▶ Your instructions:
The records below need to be copied in full. Match them exactly.

Web page and app entries:
____

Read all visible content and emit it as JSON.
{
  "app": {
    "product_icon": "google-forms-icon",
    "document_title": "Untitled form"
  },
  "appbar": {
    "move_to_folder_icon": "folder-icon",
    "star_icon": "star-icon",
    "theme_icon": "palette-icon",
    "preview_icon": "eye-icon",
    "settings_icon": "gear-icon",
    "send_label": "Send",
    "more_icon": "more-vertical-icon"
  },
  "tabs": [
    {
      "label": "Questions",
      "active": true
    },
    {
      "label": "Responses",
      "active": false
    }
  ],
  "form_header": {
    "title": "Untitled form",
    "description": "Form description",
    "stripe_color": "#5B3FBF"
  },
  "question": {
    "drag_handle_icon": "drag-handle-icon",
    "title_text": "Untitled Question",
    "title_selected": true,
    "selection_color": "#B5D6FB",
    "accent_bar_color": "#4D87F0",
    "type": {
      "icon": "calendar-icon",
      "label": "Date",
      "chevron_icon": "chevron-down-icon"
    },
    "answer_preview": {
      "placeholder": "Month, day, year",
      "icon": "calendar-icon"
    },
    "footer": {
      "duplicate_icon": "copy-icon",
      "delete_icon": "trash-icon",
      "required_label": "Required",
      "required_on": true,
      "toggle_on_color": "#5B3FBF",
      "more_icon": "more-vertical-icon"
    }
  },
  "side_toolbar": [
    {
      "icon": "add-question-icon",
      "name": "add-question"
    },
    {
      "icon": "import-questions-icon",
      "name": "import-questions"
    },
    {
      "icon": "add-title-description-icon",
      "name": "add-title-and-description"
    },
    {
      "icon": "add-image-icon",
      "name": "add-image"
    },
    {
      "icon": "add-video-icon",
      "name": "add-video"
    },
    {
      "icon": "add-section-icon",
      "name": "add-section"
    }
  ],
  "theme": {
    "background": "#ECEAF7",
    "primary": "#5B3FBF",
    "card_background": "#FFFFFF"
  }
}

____

▶ Answer area:
Read all visible content and emit it as JSON.
{
  "app": {
    "product_icon": "google-forms-icon",
    "document_title": "Untitled form"
  },
  "appbar": {
    "move_to_folder_icon": "folder-icon",
    "star_icon": "star-icon",
    "theme_icon": "palette-icon",
    "preview_icon": "eye-icon",
    "settings_icon": "gear-icon",
    "send_label": "Send",
    "more_icon": "more-vertical-icon"
  },
  "tabs": [
    {
      "label": "Questions",
      "active": true
    },
    {
      "label": "Responses",
      "active": false
    }
  ],
  "form_header": {
    "title": "Untitled form",
    "description": "Form description",
    "stripe_color": "#5B3FBF"
  },
  "question": {
    "drag_handle_icon": "drag-handle-icon",
    "title_text": "Untitled Question",
    "title_selected": true,
    "selection_color": "#B5D6FB",
    "accent_bar_color": "#4D87F0",
    "type": {
      "icon": "calendar-icon",
      "label": "Date",
      "chevron_icon": "chevron-down-icon"
    },
    "answer_preview": {
      "placeholder": "Month, day, year",
      "icon": "calendar-icon"
    },
    "footer": {
      "duplicate_icon": "copy-icon",
      "delete_icon": "trash-icon",
      "required_label": "Required",
      "required_on": true,
      "toggle_on_color": "#5B3FBF",
      "more_icon": "more-vertical-icon"
    }
  },
  "side_toolbar": [
    {
      "icon": "add-question-icon",
      "name": "add-question"
    },
    {
      "icon": "import-questions-icon",
      "name": "import-questions"
    },
    {
      "icon": "add-title-description-icon",
      "name": "add-title-and-description"
    },
    {
      "icon": "add-image-icon",
      "name": "add-image"
    },
    {
      "icon": "add-video-icon",
      "name": "add-video"
    },
    {
      "icon": "add-section-icon",
      "name": "add-section"
    }
  ],
  "theme": {
    "background": "#ECEAF7",
    "primary": "#5B3FBF",
    "card_background": "#FFFFFF"
  }
}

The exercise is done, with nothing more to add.